Goodbye: Burt Reynolds, who died Thursday at 82, was a megastar of the silver screen and TV, and he also starred in some ads too. Check out E.J. Schultz's roundup in Ad Age; don't miss the funny FedEx Super Bowl ad poking fun at ad business clichés (Reynold's co-star is a talking, dancing bear).
Fakes: "The Federal Trade Commission has shut down a scheme in which operators of fake military recruitment websites tricked people into sharing information that was then sold as marketing leads to post-secondary schools," Ad Age's E.J. Schultz writes.
Toy stories: Mattel "is launching Mattel Films to focus on developing and producing motion pictures based on the company's toy brands," the Los Angeles Times writes.
Putting out a fire: After a backlash, Burberry says it will no longer burn unsold clothes, bags and perfume, The Guardian reports. Last year, the company destroyed $37 million worth of clothes to protect its brand (for fear they'd otherwise wind up being sold at marked-down prices). The company now says it will reuse, repair, donate or recycle the products.

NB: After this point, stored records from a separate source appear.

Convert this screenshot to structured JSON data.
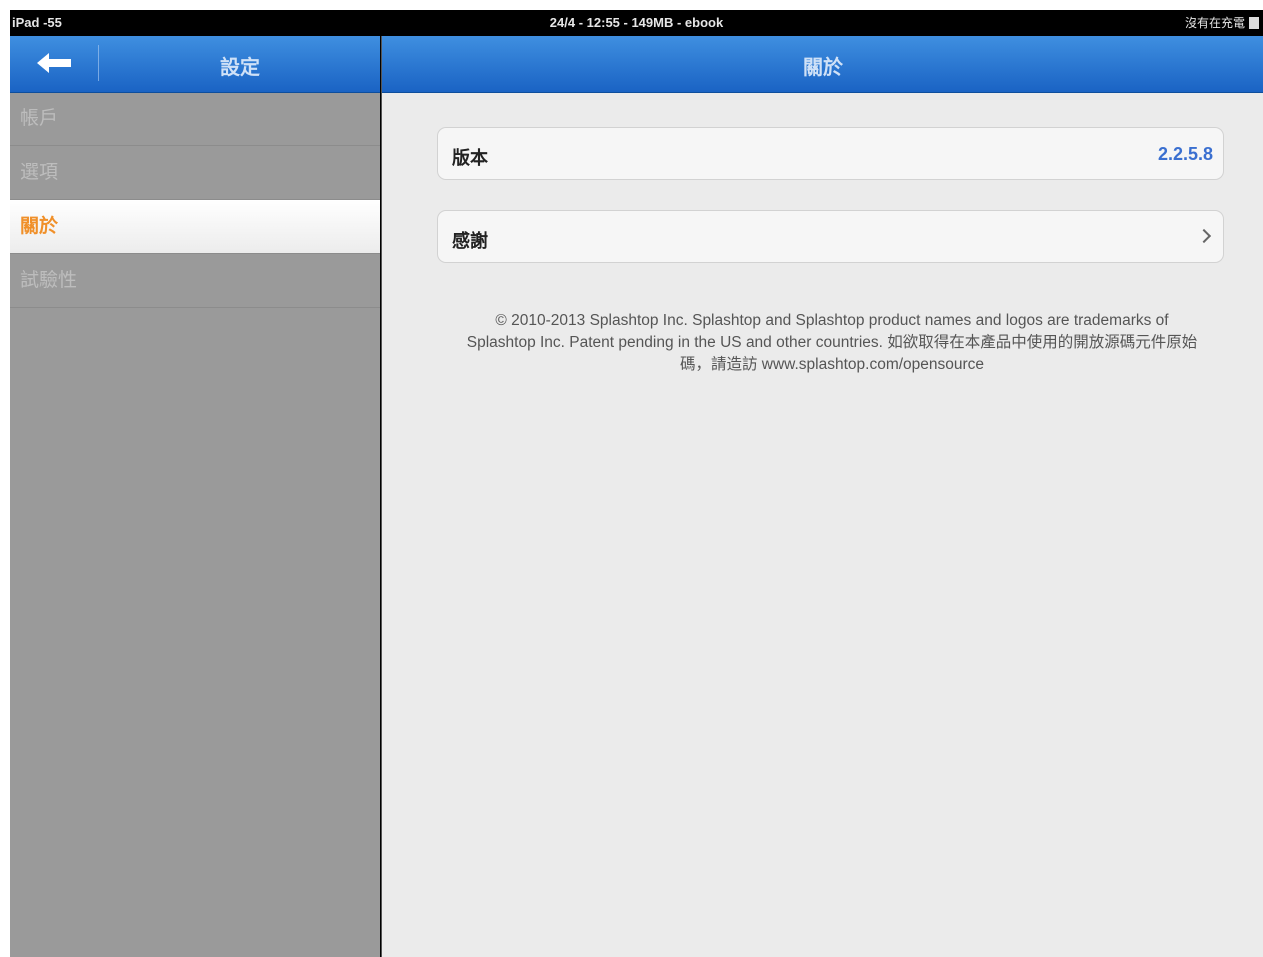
{
  "status_bar": {
    "device": "iPad -55",
    "center": "24/4 - 12:55 - 149MB - ebook",
    "charging": "沒有在充電"
  },
  "sidebar": {
    "title": "設定",
    "items": [
      {
        "label": "帳戶",
        "active": false
      },
      {
        "label": "選項",
        "active": false
      },
      {
        "label": "關於",
        "active": true
      },
      {
        "label": "試驗性",
        "active": false
      }
    ]
  },
  "detail": {
    "title": "關於",
    "version_label": "版本",
    "version_value": "2.2.5.8",
    "thanks_label": "感謝",
    "copyright": "© 2010-2013 Splashtop Inc. Splashtop and Splashtop product names and logos are trademarks of Splashtop Inc. Patent pending in the US and other countries. 如欲取得在本產品中使用的開放源碼元件原始碼，請造訪 www.splashtop.com/opensource"
  },
  "colors": {
    "nav_blue": "#1a63c4",
    "active_orange": "#f0902a",
    "version_blue": "#3a6fd0"
  },
  "icons": {
    "back": "back-arrow-icon",
    "disclosure": "chevron-right-icon",
    "battery": "battery-icon"
  }
}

End of an era: Ford is ending all nationwide marketing for the Fiesta, Focus, Fusion and Taurus as it phases out its sedans; read more from Automotive News.
Ellen: Podcast network Wondery has a new show with Ellen DeGeneres called "Ellen on the Go." Wondery's founder and CEO, Hernan Lopez, talks to Ad Age editor Brian Braiker about the podcasting ad landscape. Listen to their conversation on the Ad Lib podcast.
Creativity pick of the day: Adidas' latest ambassador and "brand co-creator" is Donald Glover, aka Childish Gambino. And he "appears in an animated ad that's essentially a follow-up to his new 'Feels Like Summer' video," Ad Age's Alexandra Jardine writes. For this all to make sense, watch the music video first, then check out the ad. Happy Friday.